The mural represents and honors Chester’s residents, history, industrial past, and distinct character.
“This project is about seeing through to other communities. Widener and Chester are two communities living harmoniously. We’re in Chester. We are Chester,” said Ijjae Hill ’23 ’25.
Hill, a visual and performing arts major / physical therapy doctoral student, came up with the idea for a mural after attending a Bonner Scholar workshop on the power of art activism.
“I’ve seen all the beautiful aspects of Chester and I love serving in the community,” said Hill, who also serves as the university’s student trustee.
For Widener to be able to walk past it and educate themselves… I want others to understand the importance of engaging with the community.” — Ijjae Hill '23 '25
The design and creation of the mural is a true community effort.
Hill and fellow student Nyima Sagnia ’23 proposed the project to university administration. Hill and Joseph Matassino, Widener’s director of sponsored research and foundation relations, secured a $15,000 grant from TD Charitable Foundation, as well as funding from the College of Arts & Sciences.
That funding helped cover the cost of materials, installation, and the muralist, Misty Sol, a former Chester resident who continues to work and engage with the community in the city.
Working with Sol and faculty partner Jayne Thompson, associate teaching professor of English, Hill conducted focus groups with students and residents to generate ideas for the mural’s design. They interviewed community elders, including two local women known affectionately in the area as “Aunt Chris” and “Ms. Debbie,” who spoke of the generations of Black families that have called Chester home.
Sol photographed Ms. Debbie in her aunt’s living room and that image served as the main inspiration for the design. The mural includes a woman sitting on a bright yellow sofa. On the wall behind her are photos of well-known and locally known Chester figures, as well as images associated with the city’s industrial roots.

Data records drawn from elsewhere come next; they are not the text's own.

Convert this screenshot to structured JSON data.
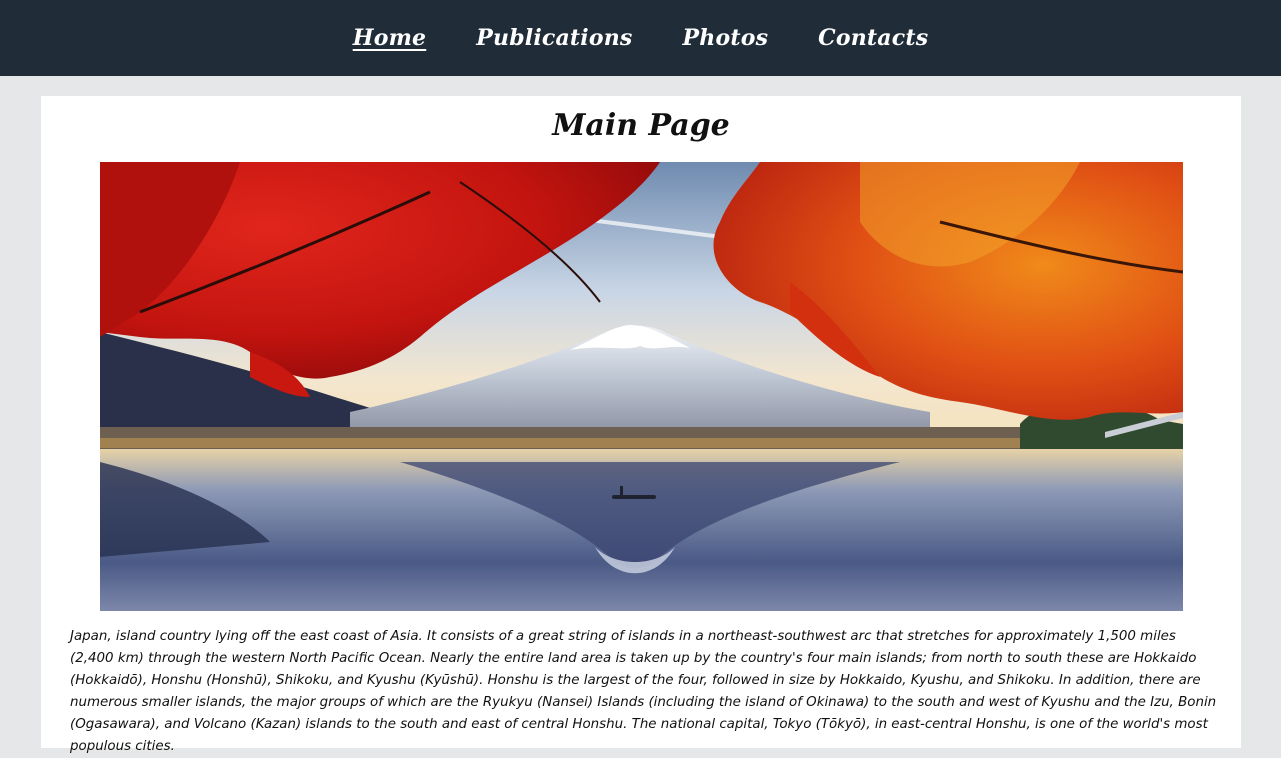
{
  "nav": {
    "items": [
      {
        "label": "Home",
        "active": true
      },
      {
        "label": "Publications",
        "active": false
      },
      {
        "label": "Photos",
        "active": false
      },
      {
        "label": "Contacts",
        "active": false
      }
    ]
  },
  "main": {
    "title": "Main Page",
    "hero_image": "mount-fuji-autumn-lake-photo",
    "paragraph": "Japan, island country lying off the east coast of Asia. It consists of a great string of islands in a northeast-southwest arc that stretches for approximately 1,500 miles (2,400 km) through the western North Pacific Ocean. Nearly the entire land area is taken up by the country's four main islands; from north to south these are Hokkaido (Hokkaidō), Honshu (Honshū), Shikoku, and Kyushu (Kyūshū). Honshu is the largest of the four, followed in size by Hokkaido, Kyushu, and Shikoku. In addition, there are numerous smaller islands, the major groups of which are the Ryukyu (Nansei) Islands (including the island of Okinawa) to the south and west of Kyushu and the Izu, Bonin (Ogasawara), and Volcano (Kazan) islands to the south and east of central Honshu. The national capital, Tokyo (Tōkyō), in east-central Honshu, is one of the world's most populous cities."
  },
  "colors": {
    "navbar": "#202d39",
    "page_bg": "#e6e7e8",
    "card_bg": "#ffffff"
  }
}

Flowers and fresh produce are strewn about, inspired by the city’s gardens and specifically the Ruth Bennett Community Farm. Part of the Chester Housing Authority, the farm provides fresh, affordable produce to the community, including to residents who live in public housing.
“As a black woman and former resident, I know that Chester is a city with the heart of a small town,” said Sol in her artist’s statement. “I know that Chester grows generations of big beautiful black families: legacy, love, genius, and leadership. Chester grows greatness. This mural is a tribute to the rich soil of Chester's history and it is a love letter to the local farms, families, activists, and artists working to ensure that Chester grows a bright future."

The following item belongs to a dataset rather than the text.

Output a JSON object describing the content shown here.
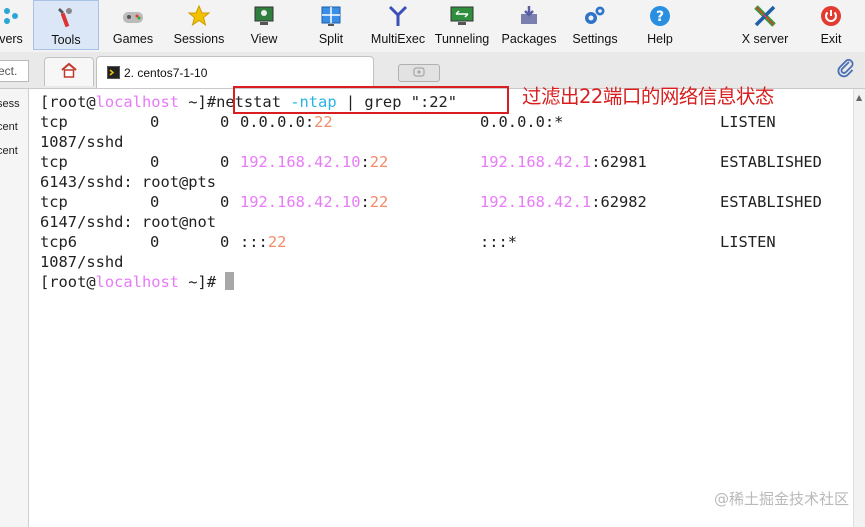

Once the mural design was set, paint sessions were held at Widener and around the city, including at neighboring Stetser Elementary School and at the Boys & Girls Club, so that the greater community had a role in creating the piece.
“It’s not only a painting of individuals, but it’s painted by individuals. That’s what means the most to me,” said Hill.
At the bottom of the mural is a short poem written by robotics engineering major Adonijah Allsup ’23: “Special voices. varied in pitch and cadence meant to influence the world. Their presence and influence will be felt from pole to pole and continent to continent.”
The mural was intentionally positioned on a public-facing side of a campus building so that the larger community could reflect on and enjoy it.
This is one more way we can join hands with the community, on a community-facing wall, not something we keep private. It’s a representation of our relationship.” — Jayne Thompson, associate teaching professor of English & the project's faculty partner
Hill is particularly proud of the placement as it sits across the street from a community playground and the gateway to Widener’s athletics complex, and is near the Chester Community Clinic, a pro bono health clinic that the university operates for area residents, which, among other services, offers physical therapy.
“It shows that everybody’s part of the Pride,” said Hill.
The mural was unveiled during Widener’s Week of Belonging, which Hill called fitting as it speaks to a sense of belonging that she and others have worked hard to foster at Widener and beyond.
“This is one mural on the side of one building, but so many lives have been touched from end to end in creating it,” said Hill. “We can better the lives of others and there’s so many ways to do it.”